• **MATERIAL FOR THIS EXERCISE**
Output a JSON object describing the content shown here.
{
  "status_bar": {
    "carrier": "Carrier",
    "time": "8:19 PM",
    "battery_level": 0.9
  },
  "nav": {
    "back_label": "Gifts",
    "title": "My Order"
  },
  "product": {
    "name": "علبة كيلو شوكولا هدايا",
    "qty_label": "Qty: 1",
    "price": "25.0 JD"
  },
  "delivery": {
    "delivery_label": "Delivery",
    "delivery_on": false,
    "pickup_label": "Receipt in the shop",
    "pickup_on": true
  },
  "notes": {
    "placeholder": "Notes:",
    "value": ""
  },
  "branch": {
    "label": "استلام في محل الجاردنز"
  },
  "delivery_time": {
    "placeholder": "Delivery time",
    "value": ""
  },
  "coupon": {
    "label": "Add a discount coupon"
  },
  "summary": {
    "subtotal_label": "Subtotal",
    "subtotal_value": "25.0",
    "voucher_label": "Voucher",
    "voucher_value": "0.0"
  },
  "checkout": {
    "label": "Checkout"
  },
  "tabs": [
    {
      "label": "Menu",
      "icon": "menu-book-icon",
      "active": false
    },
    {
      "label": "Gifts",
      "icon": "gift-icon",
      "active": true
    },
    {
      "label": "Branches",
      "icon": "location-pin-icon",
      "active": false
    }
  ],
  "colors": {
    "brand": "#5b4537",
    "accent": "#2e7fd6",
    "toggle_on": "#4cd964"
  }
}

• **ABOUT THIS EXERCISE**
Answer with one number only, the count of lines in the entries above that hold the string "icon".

• **SOLUTION FOR THIS TASK**
3